Quails in a farm in Barangay Ulanin Pitak,Jaen, Nueva Ecija. Photo by Armand M. Galang
JAEN, Nueva Ecija – Fears of losing their livelihood gripped quail farmers amid reports on cases of bird flu that caused the depopulation of some 15,000 heads in Barangay Ulaning Pitak here on Saturday.
Barangay chairman Wilfredo, who owns the emptied quail farm, said they noticed the sudden deaths of birds in the middle of last week.
“Sabi ko baka heat stroke lang. E nung nakabukasan ay marami na, libo na,” Hipolito said.

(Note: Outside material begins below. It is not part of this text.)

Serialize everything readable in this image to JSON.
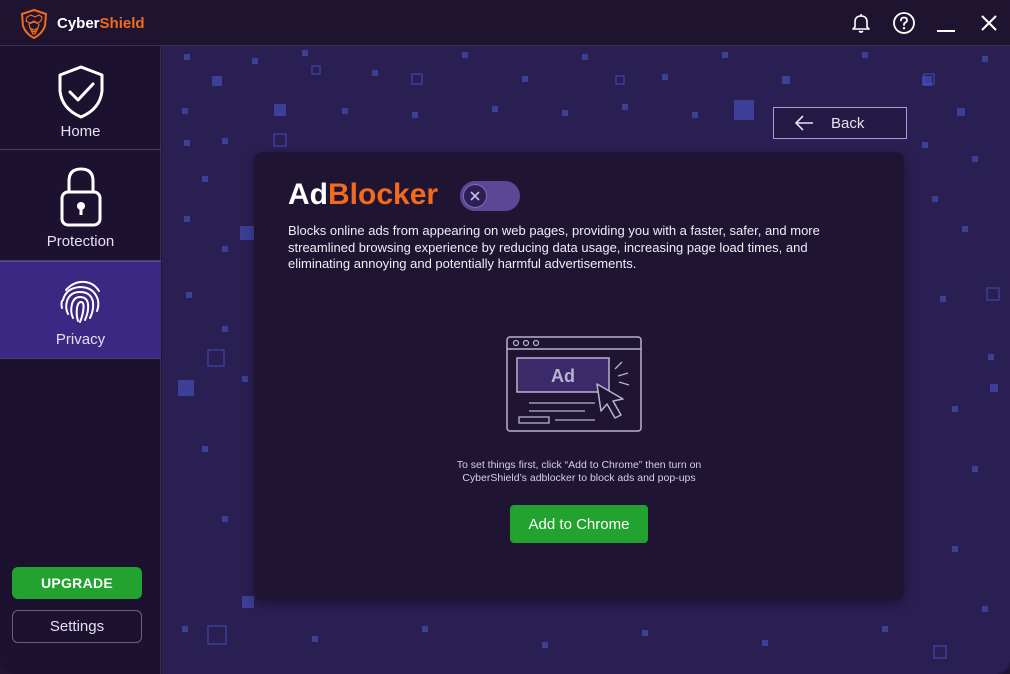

This prompted him to report the incident to the municipal agriculture which took samples for the regional office on Friday. On Saturday, the depopulation was conducted by experts from the agency, he said.
On Monday, March 16, the Department of Agriculture said it had detected a strain of bird flu precisely in the quail farm in Barangay Ulaning Pitak, clarifying though that it had a “very, very slim” chance of being transmitted to humans.

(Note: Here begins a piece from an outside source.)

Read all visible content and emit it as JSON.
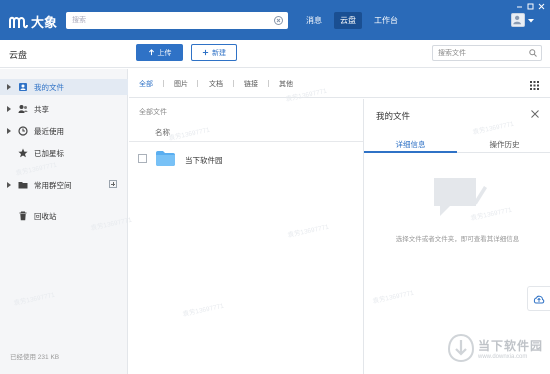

Agriculture Secretary William Dar said the quails were infected with the H5N6 “highly pathogenic” avian influenza. He added that he had banned the sale of quail meat and eggs within the farm’s 1-kilometer radius.
Hipolito, who already spent some P300,000 in in less than four months for the 18,000 heads of quails, wasone of ten residents into the backyard business in his village.
Glenn Lopez, 26, who tends the 10,000-head farm of a close relative in the village, said their birds appear to be healthy to date. He, however, expressed belief that what happened in Hipolito’s farm may also affect theirs.
“Sana po ay huwag namang magkaganun. Malaking problema pag nagkaganun,” he said.
Quail farmers were struck with problems on the sale of eggs, another farmer said.
Early last week, eggs were sold at P1.25 a piece. But it is now down to P.85 per egg after the community quarantine was imposed over the National Capital Region from where their buyers come, according to a woman who is also in the quail business.